Unfortunately, you cannot predict this phenomenon during the blue hour. However, you can be prepared for it to occur. If there is a cumulonimbus cloud or a cumulus congestus cloud at the place where the sun will rise or set, each of which can reach very high altitudes in the atmosphere, the sun can project the shadow of the cloud into the atmosphere.
Better said, the sun makes the dust in the atmosphere glow and where the light of the sun does not reach, there the dust does not glow. The sky gets interesting stripes.
To do this, the sky must be free of clouds at your photo spot, otherwise you would not be able to observe the rays in the atmosphere. In order to be able to forecast the blue hour without clouds, you use the prediction of VIEWFINDR as usual.
When the sun is just below the horizon, counter-dawn can be observed on the opposite side. The orange-red light of the sun illuminates the dust and haze of the earth’s atmosphere and makes it glow. A beautiful pink can be observed. Below this hue, a blue arc can also be seen. This is the earth’s shadow arc. The Earth’s shadow arc is actually the shadow of the Earth’s sphere in the Earth’s atmosphere.

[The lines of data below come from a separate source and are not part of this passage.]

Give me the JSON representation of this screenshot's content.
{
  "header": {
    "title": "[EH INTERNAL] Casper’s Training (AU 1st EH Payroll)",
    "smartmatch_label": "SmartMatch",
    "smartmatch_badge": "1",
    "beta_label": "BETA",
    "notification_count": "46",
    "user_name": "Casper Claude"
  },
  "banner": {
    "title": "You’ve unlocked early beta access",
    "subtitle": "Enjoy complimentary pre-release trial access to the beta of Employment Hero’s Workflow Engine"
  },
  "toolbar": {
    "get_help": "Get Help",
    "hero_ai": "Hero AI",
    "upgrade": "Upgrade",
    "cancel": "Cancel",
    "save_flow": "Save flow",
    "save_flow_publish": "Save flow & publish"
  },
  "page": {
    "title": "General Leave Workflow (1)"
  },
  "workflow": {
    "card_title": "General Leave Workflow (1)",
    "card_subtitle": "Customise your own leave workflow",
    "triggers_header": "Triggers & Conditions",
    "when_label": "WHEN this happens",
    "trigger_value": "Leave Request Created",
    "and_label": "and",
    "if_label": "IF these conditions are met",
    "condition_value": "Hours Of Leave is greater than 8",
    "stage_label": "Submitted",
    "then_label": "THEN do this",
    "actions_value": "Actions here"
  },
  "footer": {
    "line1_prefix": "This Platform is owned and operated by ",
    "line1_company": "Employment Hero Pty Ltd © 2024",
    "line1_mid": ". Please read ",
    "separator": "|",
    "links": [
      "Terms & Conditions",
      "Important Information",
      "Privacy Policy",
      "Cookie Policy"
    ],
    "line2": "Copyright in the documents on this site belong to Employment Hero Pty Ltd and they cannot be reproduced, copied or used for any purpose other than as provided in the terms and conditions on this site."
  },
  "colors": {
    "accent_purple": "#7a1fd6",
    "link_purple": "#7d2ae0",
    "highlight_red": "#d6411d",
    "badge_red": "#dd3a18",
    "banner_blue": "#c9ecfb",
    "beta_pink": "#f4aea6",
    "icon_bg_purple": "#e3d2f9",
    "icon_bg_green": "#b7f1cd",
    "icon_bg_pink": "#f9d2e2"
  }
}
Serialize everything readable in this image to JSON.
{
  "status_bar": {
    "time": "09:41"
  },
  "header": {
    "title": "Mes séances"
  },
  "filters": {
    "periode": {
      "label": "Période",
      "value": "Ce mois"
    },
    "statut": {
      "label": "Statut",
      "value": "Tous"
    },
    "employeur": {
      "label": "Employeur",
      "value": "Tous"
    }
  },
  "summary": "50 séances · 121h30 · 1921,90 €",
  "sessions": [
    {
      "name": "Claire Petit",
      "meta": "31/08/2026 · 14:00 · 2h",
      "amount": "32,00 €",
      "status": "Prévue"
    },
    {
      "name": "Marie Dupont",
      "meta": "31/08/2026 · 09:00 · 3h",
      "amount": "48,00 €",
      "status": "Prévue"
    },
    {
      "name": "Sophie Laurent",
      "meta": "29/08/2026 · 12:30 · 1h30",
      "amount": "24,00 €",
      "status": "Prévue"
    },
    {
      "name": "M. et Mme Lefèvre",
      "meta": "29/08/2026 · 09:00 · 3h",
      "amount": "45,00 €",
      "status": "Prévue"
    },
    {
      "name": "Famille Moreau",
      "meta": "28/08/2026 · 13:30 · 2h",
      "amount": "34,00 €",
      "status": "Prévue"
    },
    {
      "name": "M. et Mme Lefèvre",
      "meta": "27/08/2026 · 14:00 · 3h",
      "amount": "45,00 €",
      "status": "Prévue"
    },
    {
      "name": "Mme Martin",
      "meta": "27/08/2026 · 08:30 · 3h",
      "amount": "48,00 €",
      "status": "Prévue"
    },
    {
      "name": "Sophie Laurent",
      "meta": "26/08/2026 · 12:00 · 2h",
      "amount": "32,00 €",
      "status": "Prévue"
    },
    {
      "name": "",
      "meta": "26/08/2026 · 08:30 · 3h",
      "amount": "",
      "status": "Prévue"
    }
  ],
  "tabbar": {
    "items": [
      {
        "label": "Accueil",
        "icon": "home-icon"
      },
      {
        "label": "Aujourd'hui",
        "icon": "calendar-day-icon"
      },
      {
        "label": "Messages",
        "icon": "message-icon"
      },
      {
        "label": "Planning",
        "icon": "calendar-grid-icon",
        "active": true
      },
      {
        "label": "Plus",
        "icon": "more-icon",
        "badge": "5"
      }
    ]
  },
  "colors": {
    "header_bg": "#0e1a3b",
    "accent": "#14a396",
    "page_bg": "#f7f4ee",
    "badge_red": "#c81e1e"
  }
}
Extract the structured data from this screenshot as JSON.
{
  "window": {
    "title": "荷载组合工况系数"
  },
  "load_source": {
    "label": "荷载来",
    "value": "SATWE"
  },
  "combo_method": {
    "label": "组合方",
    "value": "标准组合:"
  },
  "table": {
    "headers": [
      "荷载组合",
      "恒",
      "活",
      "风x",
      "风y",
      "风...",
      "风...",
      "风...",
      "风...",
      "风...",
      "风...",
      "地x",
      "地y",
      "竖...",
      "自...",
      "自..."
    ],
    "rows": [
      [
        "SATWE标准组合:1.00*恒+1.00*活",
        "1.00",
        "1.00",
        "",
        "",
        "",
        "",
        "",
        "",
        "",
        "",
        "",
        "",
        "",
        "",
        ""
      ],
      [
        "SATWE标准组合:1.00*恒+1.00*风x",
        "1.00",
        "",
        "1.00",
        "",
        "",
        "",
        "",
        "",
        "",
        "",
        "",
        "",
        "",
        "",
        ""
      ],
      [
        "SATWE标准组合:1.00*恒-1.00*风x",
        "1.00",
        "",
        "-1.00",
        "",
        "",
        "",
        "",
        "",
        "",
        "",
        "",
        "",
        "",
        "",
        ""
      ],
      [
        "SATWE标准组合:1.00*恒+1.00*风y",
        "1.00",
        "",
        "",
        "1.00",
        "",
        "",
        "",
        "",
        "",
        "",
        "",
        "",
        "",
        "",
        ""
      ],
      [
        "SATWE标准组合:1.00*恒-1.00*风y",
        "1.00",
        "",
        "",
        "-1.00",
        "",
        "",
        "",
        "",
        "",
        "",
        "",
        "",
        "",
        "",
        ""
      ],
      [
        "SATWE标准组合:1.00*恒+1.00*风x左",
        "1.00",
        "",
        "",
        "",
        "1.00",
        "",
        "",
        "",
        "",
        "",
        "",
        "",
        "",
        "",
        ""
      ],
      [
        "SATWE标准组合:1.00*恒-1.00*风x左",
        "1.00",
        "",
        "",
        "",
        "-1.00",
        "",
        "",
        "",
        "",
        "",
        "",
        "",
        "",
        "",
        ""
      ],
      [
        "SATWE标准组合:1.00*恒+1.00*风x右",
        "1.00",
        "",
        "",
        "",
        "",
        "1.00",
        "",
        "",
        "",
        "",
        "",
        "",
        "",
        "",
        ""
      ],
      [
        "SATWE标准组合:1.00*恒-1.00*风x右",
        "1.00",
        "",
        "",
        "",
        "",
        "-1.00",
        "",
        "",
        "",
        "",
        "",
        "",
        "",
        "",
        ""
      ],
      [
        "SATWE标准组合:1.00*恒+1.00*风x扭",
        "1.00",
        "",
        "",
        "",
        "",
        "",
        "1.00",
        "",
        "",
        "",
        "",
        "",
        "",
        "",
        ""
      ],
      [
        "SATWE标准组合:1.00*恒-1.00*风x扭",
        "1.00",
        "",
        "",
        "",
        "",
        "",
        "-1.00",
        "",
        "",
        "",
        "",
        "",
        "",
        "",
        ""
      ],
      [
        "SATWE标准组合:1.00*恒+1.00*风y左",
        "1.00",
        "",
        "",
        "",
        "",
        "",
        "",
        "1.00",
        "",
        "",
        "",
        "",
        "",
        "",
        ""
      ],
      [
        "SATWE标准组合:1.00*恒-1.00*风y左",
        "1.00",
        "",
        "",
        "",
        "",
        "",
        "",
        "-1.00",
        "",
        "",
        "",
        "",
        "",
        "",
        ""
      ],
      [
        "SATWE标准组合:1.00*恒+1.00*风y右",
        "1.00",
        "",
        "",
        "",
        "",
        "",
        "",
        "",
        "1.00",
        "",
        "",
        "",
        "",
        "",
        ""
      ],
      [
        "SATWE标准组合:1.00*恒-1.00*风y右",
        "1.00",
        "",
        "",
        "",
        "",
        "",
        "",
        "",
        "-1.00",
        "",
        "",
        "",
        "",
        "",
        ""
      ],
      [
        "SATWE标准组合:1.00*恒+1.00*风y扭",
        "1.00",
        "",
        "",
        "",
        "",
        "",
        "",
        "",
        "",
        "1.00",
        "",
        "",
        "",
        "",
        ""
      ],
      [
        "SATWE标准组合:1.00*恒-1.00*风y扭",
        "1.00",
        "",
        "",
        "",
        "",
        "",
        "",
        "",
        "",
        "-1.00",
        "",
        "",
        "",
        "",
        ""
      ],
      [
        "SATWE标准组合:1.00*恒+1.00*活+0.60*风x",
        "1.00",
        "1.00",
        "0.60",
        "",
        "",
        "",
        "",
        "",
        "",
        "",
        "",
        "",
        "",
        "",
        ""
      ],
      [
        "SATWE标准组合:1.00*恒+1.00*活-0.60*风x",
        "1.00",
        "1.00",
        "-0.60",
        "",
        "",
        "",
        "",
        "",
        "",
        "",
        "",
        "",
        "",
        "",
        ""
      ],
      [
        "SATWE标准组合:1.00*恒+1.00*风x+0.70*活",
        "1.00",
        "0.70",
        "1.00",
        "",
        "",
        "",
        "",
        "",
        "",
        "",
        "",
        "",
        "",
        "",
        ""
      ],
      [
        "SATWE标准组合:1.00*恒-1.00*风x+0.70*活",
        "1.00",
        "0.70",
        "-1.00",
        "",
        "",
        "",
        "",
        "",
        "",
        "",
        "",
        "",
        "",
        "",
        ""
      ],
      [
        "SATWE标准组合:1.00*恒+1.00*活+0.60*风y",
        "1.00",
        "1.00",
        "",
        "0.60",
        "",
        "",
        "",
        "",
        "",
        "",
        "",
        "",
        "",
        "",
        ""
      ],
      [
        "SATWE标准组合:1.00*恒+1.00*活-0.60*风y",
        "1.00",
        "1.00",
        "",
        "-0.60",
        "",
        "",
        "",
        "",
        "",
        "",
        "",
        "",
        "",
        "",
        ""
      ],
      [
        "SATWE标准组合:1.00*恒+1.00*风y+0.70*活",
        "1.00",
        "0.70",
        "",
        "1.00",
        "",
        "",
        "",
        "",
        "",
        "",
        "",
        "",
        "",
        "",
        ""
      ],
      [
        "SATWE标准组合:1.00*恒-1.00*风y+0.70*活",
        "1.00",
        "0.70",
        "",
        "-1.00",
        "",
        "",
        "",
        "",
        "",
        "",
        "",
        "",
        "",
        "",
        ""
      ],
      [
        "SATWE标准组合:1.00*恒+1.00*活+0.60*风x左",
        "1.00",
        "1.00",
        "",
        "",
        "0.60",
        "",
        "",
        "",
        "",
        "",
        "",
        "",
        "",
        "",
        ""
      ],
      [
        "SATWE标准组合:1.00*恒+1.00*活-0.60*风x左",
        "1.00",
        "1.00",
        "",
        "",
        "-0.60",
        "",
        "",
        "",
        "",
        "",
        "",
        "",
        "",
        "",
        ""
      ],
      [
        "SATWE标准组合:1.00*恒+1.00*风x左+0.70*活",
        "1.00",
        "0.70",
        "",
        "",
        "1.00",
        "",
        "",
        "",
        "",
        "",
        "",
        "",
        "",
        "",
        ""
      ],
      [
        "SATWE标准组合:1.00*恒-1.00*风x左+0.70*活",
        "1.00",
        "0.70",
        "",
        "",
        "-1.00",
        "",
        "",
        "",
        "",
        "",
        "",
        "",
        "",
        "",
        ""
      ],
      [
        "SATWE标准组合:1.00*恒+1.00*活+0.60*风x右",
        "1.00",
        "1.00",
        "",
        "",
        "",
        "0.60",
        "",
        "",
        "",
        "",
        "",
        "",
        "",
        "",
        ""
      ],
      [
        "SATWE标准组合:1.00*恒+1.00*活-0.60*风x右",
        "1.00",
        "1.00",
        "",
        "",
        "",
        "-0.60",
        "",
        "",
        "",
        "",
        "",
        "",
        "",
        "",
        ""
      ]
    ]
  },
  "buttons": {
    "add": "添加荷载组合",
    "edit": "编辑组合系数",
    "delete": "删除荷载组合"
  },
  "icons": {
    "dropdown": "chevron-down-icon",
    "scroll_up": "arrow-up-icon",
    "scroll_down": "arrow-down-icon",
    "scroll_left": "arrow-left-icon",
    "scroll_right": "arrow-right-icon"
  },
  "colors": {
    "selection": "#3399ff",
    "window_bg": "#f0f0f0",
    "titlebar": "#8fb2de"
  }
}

Both shades produce magnificent colours in the sky that you can photograph during the blue hour. With our three-dimensional algorithm, we can forecast the blue hour without clouds in VIEWFINDR, so that the horizon is also free of clouds and you can photograph the colourful splendour of counter-dawn.
This phenomenon can only be observed between 40 and 60 degrees latitude during the summer months. Ice clouds at an altitude between 80km and 90km are illuminated by the sun during the blue hour. Bright noctilucent clouds can be predicted during the blue hour by observing the OSWIN mesospheric radar. You can find it here: LINK TO OSWIN.
If there are signals on the radar that last until sunset, it is possible to observe the noctilucent clouds in the sky to the north during the blue hour. Note: The signal on the OSWON mesospheric radar always disappears at night! Therefore you have to use webcams at night. Glowing noctilucent clouds during the blue hour are so interesting because this weather phenomenon occurs in the northern sky.
Does it always have to be night for aurora? No. You can also observe the aurora during the blue hour, when the aurora is particularly bright. Again, it is crucial to be able to predict a cloudless blue hour, otherwise the clouds will block the view of the aurora.
So if you are on a photo trip in the far north, you can already wait for the aurora in the sky during the blue hour. The side of the sky opposite the sun is particularly interesting, because the sky is darkest here and the aurora borealis can be seen much faster.